I’m 59. I have a 10-year-old girl and a 14-year-old lad. You do the math.
While most of my friends are celebrating the marriage of their sons and daughters, or the birth of their grandchildren, I am celebrating other, less grandiose, but still important milestones.
My son recently graduated Grade 8. My daughter left home this summer.
I should explain that last one.
She took Highway 400 to Highway 11, on a bus, with other kids her age, as she headed to Utterson, Ont., for a month of overnight summer camp. It was her first time. I’m sure it’s a familiar scenario for many of you reading this: mothers and fathers tearing up as they watch their crying children loaded into a big bus.
It’s a tradition that dates back as long as I can remember. My slightly sadistic but loving mother still regales me with the story of how, when I was my daughter’s age, I sat looking out the bus window as it idled in the parking lot waiting to pull out. Tears streaming down my face, I cried out from the window, “But I don’t want to go to camp!”
My mother, to this day, recalls that she waved and yelled back, “But we want you to go.” She insists it was said in humour. I have my doubts.
My daughter loves all things Jewish, so when I tried to sell her, and my ex-wife, on the virtues of attending my alma mater camp, it fell on deaf ears. She had already made up her mind where to go to camp. She was as excited by the prospect of reciting prayers as she was about partaking in traditional summer camp activities, like tetherball, water-skiing and, my personal favourite, food fights in the mess hall.
I’ve read all the studies and reports claiming that a Jewish summer camp experience is vital in creating a bond to the organized Jewish community and to forging lifelong friendships. I’ve written countless articles about the importance of a Jewish summer camp experience, whether it be Orthodox, Conservative or Reform.

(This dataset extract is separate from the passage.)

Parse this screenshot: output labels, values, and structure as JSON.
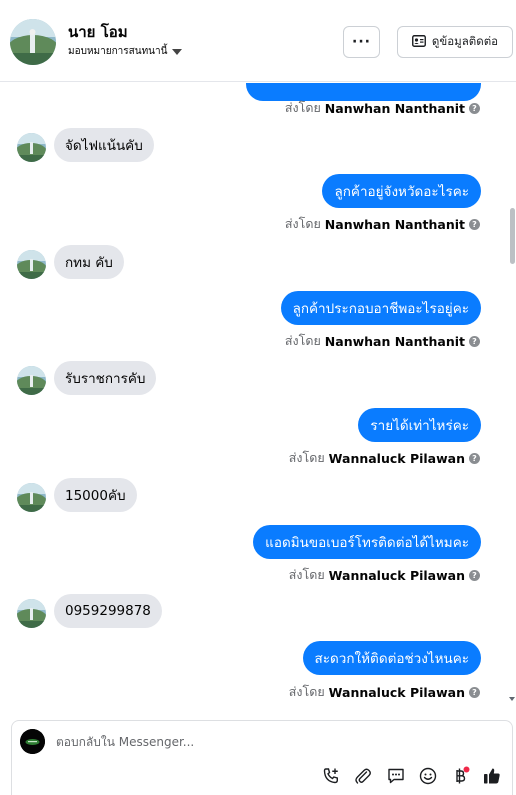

But those were just words.
And then I received a phone call and emails from the parent liaison at camp about how my daughter cried in the mornings and evenings every day during her first week away from home, and complained about stomach aches brought on by a severe case of “homesickness.” My heart ached.
I couldn’t hold her, or tickle her or tell her terrible knock-knock jokes as I usually do to make her feel better. I just had to sit back, trust her counsellors and hope for the best. It was probably the most helpless feeling I’ve ever had. I had to remind myself that this was the little girl who just some two or three months earlier couldn’t make it through an entire sleepover at a friend’s house just down the street, let alone a month away from mom and dad, 200 kilometres away.
Halfway through her month-long session, I’d communicated with her countless times via email “bunk notes” and she responded in kind. It’s not exactly how it was 50 years ago when, as a camper, I was thrilled to receive a fat envelope, stuffed with some small reminders of home, and printed with the acronym SWAK (sealed with a kiss). It never failed to make my day.
While the communication process has evolved (or devolved, depending on your point of view), hearing how she had steadied the ship, got her bearings, became fully engaged in camp activities, made some new friends and was having the time of her life was just as satisfying as when I received those letters decades ago.
I honestly cried when I saw a photo of her water-skiing on the camp’s website. I’m so relieved that all those materials I wrote about Jewish summer camp appear to be true.
And, in retrospect, I’m glad she was homesick – it means that my ex and I must be doing something right. Just think of the alternative.
As I looked forward to bringing her home, I sang the same song my dad sang to me on the car ride home from Baysville, Ont., back in 1974: “Hello, Muddah. Hello, Fadduh/Here I am at Camp Granada/Camp is very entertaining/And they say we’ll have some fun if it stops raining.”
The more things change, the more they stay the same.